Activity -
Every entry below should be written out again exactly.

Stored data
____

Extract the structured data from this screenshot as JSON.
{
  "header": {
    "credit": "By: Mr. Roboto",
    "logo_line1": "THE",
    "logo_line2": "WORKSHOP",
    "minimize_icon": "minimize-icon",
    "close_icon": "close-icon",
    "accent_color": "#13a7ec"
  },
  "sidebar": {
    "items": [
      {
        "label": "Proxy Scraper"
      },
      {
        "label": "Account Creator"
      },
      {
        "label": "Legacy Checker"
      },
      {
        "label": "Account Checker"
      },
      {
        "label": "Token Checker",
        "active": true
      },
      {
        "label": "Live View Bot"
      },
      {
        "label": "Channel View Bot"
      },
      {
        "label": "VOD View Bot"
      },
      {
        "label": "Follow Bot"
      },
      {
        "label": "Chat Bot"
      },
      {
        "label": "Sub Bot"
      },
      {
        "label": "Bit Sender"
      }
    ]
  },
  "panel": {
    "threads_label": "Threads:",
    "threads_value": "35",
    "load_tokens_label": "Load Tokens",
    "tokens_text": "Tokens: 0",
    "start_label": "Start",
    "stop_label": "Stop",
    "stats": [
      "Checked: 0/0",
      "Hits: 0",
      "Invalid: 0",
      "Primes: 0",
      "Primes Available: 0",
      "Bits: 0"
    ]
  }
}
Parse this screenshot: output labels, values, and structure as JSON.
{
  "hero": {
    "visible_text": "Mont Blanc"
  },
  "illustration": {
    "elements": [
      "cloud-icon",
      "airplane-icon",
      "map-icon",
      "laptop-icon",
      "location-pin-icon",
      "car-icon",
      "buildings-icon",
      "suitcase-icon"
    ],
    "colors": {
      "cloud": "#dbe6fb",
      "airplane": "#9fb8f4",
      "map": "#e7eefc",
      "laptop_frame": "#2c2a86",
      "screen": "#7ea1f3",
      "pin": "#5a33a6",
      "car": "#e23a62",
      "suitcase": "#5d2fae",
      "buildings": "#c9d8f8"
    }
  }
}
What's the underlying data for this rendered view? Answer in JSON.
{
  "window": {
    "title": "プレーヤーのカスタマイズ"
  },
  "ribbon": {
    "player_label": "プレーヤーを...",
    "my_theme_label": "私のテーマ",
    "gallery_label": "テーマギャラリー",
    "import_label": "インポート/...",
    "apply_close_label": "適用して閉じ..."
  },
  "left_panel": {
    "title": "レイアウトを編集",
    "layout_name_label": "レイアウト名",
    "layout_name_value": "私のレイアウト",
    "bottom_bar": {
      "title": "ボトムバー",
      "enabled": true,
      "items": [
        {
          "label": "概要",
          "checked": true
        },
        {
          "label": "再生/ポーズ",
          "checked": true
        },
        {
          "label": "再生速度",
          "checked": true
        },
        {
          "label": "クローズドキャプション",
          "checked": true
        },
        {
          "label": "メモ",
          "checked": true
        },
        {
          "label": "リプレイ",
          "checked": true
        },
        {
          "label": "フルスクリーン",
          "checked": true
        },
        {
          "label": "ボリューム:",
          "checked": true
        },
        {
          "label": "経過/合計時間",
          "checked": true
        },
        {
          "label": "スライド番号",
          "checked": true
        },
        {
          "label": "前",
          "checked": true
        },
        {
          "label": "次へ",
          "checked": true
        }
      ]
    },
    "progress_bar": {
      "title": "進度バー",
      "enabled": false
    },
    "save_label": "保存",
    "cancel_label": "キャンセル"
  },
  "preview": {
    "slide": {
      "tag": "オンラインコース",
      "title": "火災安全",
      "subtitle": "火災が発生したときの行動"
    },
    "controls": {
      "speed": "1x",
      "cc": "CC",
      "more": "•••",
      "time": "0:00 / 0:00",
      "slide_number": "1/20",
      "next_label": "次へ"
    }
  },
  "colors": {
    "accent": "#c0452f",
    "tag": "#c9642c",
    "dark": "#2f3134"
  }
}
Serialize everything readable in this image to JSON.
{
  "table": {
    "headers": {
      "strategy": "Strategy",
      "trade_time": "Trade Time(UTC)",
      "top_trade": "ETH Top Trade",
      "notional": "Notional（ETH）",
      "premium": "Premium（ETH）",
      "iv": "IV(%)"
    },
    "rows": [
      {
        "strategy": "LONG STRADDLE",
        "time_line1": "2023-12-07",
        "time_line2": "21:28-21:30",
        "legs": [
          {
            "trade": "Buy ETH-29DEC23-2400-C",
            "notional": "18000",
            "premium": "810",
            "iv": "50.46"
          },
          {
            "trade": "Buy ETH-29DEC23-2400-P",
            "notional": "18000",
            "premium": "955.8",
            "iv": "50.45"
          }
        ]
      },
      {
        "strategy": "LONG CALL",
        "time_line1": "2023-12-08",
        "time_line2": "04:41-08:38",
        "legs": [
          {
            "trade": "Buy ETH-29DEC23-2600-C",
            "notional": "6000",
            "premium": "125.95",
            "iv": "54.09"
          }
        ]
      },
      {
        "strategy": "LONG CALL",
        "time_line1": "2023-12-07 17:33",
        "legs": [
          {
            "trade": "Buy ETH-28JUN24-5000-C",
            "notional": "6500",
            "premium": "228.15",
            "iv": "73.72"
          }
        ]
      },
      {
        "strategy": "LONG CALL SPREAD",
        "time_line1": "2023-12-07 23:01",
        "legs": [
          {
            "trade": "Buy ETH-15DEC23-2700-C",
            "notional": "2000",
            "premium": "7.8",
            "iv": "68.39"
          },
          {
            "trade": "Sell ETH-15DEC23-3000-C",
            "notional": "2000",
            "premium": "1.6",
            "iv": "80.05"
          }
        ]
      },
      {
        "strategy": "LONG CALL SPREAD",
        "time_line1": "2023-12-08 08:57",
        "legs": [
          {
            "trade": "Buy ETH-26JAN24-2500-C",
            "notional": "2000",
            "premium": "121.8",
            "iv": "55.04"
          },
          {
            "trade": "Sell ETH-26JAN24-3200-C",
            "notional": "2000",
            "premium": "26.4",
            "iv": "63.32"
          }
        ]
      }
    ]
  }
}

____

Output for this task -
Extract the structured data from this screenshot as JSON.
{
  "header": {
    "credit": "By: Mr. Roboto",
    "logo_line1": "THE",
    "logo_line2": "WORKSHOP",
    "minimize_icon": "minimize-icon",
    "close_icon": "close-icon",
    "accent_color": "#13a7ec"
  },
  "sidebar": {
    "items": [
      {
        "label": "Proxy Scraper"
      },
      {
        "label": "Account Creator"
      },
      {
        "label": "Legacy Checker"
      },
      {
        "label": "Account Checker"
      },
      {
        "label": "Token Checker",
        "active": true
      },
      {
        "label": "Live View Bot"
      },
      {
        "label": "Channel View Bot"
      },
      {
        "label": "VOD View Bot"
      },
      {
        "label": "Follow Bot"
      },
      {
        "label": "Chat Bot"
      },
      {
        "label": "Sub Bot"
      },
      {
        "label": "Bit Sender"
      }
    ]
  },
  "panel": {
    "threads_label": "Threads:",
    "threads_value": "35",
    "load_tokens_label": "Load Tokens",
    "tokens_text": "Tokens: 0",
    "start_label": "Start",
    "stop_label": "Stop",
    "stats": [
      "Checked: 0/0",
      "Hits: 0",
      "Invalid: 0",
      "Primes: 0",
      "Primes Available: 0",
      "Bits: 0"
    ]
  }
}
Parse this screenshot: output labels, values, and structure as JSON.
{
  "hero": {
    "visible_text": "Mont Blanc"
  },
  "illustration": {
    "elements": [
      "cloud-icon",
      "airplane-icon",
      "map-icon",
      "laptop-icon",
      "location-pin-icon",
      "car-icon",
      "buildings-icon",
      "suitcase-icon"
    ],
    "colors": {
      "cloud": "#dbe6fb",
      "airplane": "#9fb8f4",
      "map": "#e7eefc",
      "laptop_frame": "#2c2a86",
      "screen": "#7ea1f3",
      "pin": "#5a33a6",
      "car": "#e23a62",
      "suitcase": "#5d2fae",
      "buildings": "#c9d8f8"
    }
  }
}
What's the underlying data for this rendered view? Answer in JSON.
{
  "window": {
    "title": "プレーヤーのカスタマイズ"
  },
  "ribbon": {
    "player_label": "プレーヤーを...",
    "my_theme_label": "私のテーマ",
    "gallery_label": "テーマギャラリー",
    "import_label": "インポート/...",
    "apply_close_label": "適用して閉じ..."
  },
  "left_panel": {
    "title": "レイアウトを編集",
    "layout_name_label": "レイアウト名",
    "layout_name_value": "私のレイアウト",
    "bottom_bar": {
      "title": "ボトムバー",
      "enabled": true,
      "items": [
        {
          "label": "概要",
          "checked": true
        },
        {
          "label": "再生/ポーズ",
          "checked": true
        },
        {
          "label": "再生速度",
          "checked": true
        },
        {
          "label": "クローズドキャプション",
          "checked": true
        },
        {
          "label": "メモ",
          "checked": true
        },
        {
          "label": "リプレイ",
          "checked": true
        },
        {
          "label": "フルスクリーン",
          "checked": true
        },
        {
          "label": "ボリューム:",
          "checked": true
        },
        {
          "label": "経過/合計時間",
          "checked": true
        },
        {
          "label": "スライド番号",
          "checked": true
        },
        {
          "label": "前",
          "checked": true
        },
        {
          "label": "次へ",
          "checked": true
        }
      ]
    },
    "progress_bar": {
      "title": "進度バー",
      "enabled": false
    },
    "save_label": "保存",
    "cancel_label": "キャンセル"
  },
  "preview": {
    "slide": {
      "tag": "オンラインコース",
      "title": "火災安全",
      "subtitle": "火災が発生したときの行動"
    },
    "controls": {
      "speed": "1x",
      "cc": "CC",
      "more": "•••",
      "time": "0:00 / 0:00",
      "slide_number": "1/20",
      "next_label": "次へ"
    }
  },
  "colors": {
    "accent": "#c0452f",
    "tag": "#c9642c",
    "dark": "#2f3134"
  }
}
Serialize everything readable in this image to JSON.
{
  "table": {
    "headers": {
      "strategy": "Strategy",
      "trade_time": "Trade Time(UTC)",
      "top_trade": "ETH Top Trade",
      "notional": "Notional（ETH）",
      "premium": "Premium（ETH）",
      "iv": "IV(%)"
    },
    "rows": [
      {
        "strategy": "LONG STRADDLE",
        "time_line1": "2023-12-07",
        "time_line2": "21:28-21:30",
        "legs": [
          {
            "trade": "Buy ETH-29DEC23-2400-C",
            "notional": "18000",
            "premium": "810",
            "iv": "50.46"
          },
          {
            "trade": "Buy ETH-29DEC23-2400-P",
            "notional": "18000",
            "premium": "955.8",
            "iv": "50.45"
          }
        ]
      },
      {
        "strategy": "LONG CALL",
        "time_line1": "2023-12-08",
        "time_line2": "04:41-08:38",
        "legs": [
          {
            "trade": "Buy ETH-29DEC23-2600-C",
            "notional": "6000",
            "premium": "125.95",
            "iv": "54.09"
          }
        ]
      },
      {
        "strategy": "LONG CALL",
        "time_line1": "2023-12-07 17:33",
        "legs": [
          {
            "trade": "Buy ETH-28JUN24-5000-C",
            "notional": "6500",
            "premium": "228.15",
            "iv": "73.72"
          }
        ]
      },
      {
        "strategy": "LONG CALL SPREAD",
        "time_line1": "2023-12-07 23:01",
        "legs": [
          {
            "trade": "Buy ETH-15DEC23-2700-C",
            "notional": "2000",
            "premium": "7.8",
            "iv": "68.39"
          },
          {
            "trade": "Sell ETH-15DEC23-3000-C",
            "notional": "2000",
            "premium": "1.6",
            "iv": "80.05"
          }
        ]
      },
      {
        "strategy": "LONG CALL SPREAD",
        "time_line1": "2023-12-08 08:57",
        "legs": [
          {
            "trade": "Buy ETH-26JAN24-2500-C",
            "notional": "2000",
            "premium": "121.8",
            "iv": "55.04"
          },
          {
            "trade": "Sell ETH-26JAN24-3200-C",
            "notional": "2000",
            "premium": "26.4",
            "iv": "63.32"
          }
        ]
      }
    ]
  }
}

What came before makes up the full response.